Sec Mabus states UCLASS is a stepping stone to an unmanned fight and ought to be focused on ISR:
Ray Mabus likes robots. The Navy Secretary has declared the F-35 will be “the last manned strike fighter” the service ever buys and invested heavily in unmanned aircraft, boats, and submersibles. But Mabus has frustrated drone advocates on one major program: the Unmanned Carrier-Launched Surveillance and Strike (UCLASS) aircraft.
This morning, Mabus defended the Navy’s plans for a relatively modest UCLASS optimized for the “surveillance” aspect of its mission rather than the “strike” part — but he also promised UCLASS would be “the bridge” to a future unmanned strike plane, the one that replaces F-35. Given that the F-35 will be around for decades, however, this two-stage approach is unlikely to satisfy UCLASS critics like Senate ARmed Services chairman John McCain, House Seapower chairman Rep. Randy Forbes, and key players in the Pentagon itself, all of whom want a strike drone ASAP to deal with China.
Mabus said today at a DefenseOne leadership breakfast that “I’m for a full-up penetrating strike fighter” — eventually. “We see UCLASS as getting to that,” he said — but, he made clear, not as being that.
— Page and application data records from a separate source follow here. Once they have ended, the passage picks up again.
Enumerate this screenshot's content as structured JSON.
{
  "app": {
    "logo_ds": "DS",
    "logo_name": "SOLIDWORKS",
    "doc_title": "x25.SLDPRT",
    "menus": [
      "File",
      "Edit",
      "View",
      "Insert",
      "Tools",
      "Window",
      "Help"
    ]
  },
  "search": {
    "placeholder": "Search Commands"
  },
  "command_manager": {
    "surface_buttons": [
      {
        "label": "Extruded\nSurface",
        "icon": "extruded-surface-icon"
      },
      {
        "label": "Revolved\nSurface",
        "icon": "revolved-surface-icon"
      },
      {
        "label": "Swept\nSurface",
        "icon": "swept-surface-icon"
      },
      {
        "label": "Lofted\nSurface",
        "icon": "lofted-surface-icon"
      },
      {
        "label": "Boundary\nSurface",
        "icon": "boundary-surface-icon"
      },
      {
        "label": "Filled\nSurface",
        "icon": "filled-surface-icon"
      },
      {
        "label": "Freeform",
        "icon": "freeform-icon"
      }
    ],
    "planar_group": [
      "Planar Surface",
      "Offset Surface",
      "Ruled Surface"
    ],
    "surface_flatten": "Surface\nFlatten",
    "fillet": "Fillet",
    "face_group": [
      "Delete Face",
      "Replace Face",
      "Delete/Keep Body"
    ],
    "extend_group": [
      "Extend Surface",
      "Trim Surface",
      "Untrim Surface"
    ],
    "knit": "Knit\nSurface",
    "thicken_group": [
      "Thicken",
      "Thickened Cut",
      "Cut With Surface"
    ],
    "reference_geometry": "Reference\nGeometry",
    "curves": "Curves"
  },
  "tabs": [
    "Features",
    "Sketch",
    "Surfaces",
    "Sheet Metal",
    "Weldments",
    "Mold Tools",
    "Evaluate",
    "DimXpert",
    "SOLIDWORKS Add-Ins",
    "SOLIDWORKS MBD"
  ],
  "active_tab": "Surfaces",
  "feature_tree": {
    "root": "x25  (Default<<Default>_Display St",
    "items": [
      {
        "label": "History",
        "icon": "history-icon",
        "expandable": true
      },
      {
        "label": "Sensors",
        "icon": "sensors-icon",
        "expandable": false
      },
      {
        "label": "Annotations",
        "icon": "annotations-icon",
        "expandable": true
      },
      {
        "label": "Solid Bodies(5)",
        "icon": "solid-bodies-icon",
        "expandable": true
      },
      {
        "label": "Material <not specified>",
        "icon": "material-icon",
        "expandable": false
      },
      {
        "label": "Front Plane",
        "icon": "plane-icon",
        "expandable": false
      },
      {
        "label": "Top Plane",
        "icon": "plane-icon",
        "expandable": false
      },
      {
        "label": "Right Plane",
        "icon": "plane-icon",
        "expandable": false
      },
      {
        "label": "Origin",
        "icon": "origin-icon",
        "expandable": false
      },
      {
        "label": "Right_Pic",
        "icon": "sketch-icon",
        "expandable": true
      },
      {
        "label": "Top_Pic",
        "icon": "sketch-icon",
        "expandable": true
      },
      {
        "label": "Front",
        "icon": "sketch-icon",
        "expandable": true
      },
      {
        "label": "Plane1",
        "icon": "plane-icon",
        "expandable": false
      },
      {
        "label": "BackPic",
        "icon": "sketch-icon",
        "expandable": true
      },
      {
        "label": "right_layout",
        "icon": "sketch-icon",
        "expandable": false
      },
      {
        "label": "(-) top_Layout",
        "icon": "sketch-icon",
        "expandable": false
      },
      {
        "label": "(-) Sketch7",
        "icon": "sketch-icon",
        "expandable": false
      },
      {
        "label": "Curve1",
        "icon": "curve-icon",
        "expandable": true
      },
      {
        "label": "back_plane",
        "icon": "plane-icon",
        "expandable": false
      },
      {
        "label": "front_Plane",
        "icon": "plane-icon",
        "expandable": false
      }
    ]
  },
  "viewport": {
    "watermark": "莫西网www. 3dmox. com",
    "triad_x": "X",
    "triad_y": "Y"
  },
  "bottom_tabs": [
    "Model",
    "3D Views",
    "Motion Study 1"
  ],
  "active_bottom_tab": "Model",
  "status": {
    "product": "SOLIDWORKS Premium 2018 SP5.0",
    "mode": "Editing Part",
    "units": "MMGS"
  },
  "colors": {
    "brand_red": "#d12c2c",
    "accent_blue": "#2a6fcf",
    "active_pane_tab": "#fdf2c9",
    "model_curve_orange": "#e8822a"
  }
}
“For UCLASS…we ought to have endurance, we ought to have range, we ought to have payload,” he said, notably omitting stealth. “It should be an ISR [intelligence, surveillance, and reconnaissance] platform, it should be a refueling platform, but it also should be a strike platform [for] uncontested or minimally contested environments.”
In the longer term, he said, “it ought to be the bridge to a full-up strike fighter — an autonomous strike fighter — that [operates] in contested environments.”
Senator Forbes replies:
“Building ‘bridges’ sounds great, but at some point you need to cross them,” Rep. Forbes snapped in an email when I asked about Mabus’s comments. “While I understand the Navy’s desire to ‘crawl, walk, and run,’ I am concerned that in the race between anti-access and power projection capabilities, we are falling further and further behind. The carrier air wing is going to need a long-range, deep penetrating strike asset, and it is going to need it soon. Given that the UCLASS program is supposed to deliver its first operational aircraft to the fleet in 2022-23, I am concerned that the program seems to be driven by the needs of today and not those of tomorrow.”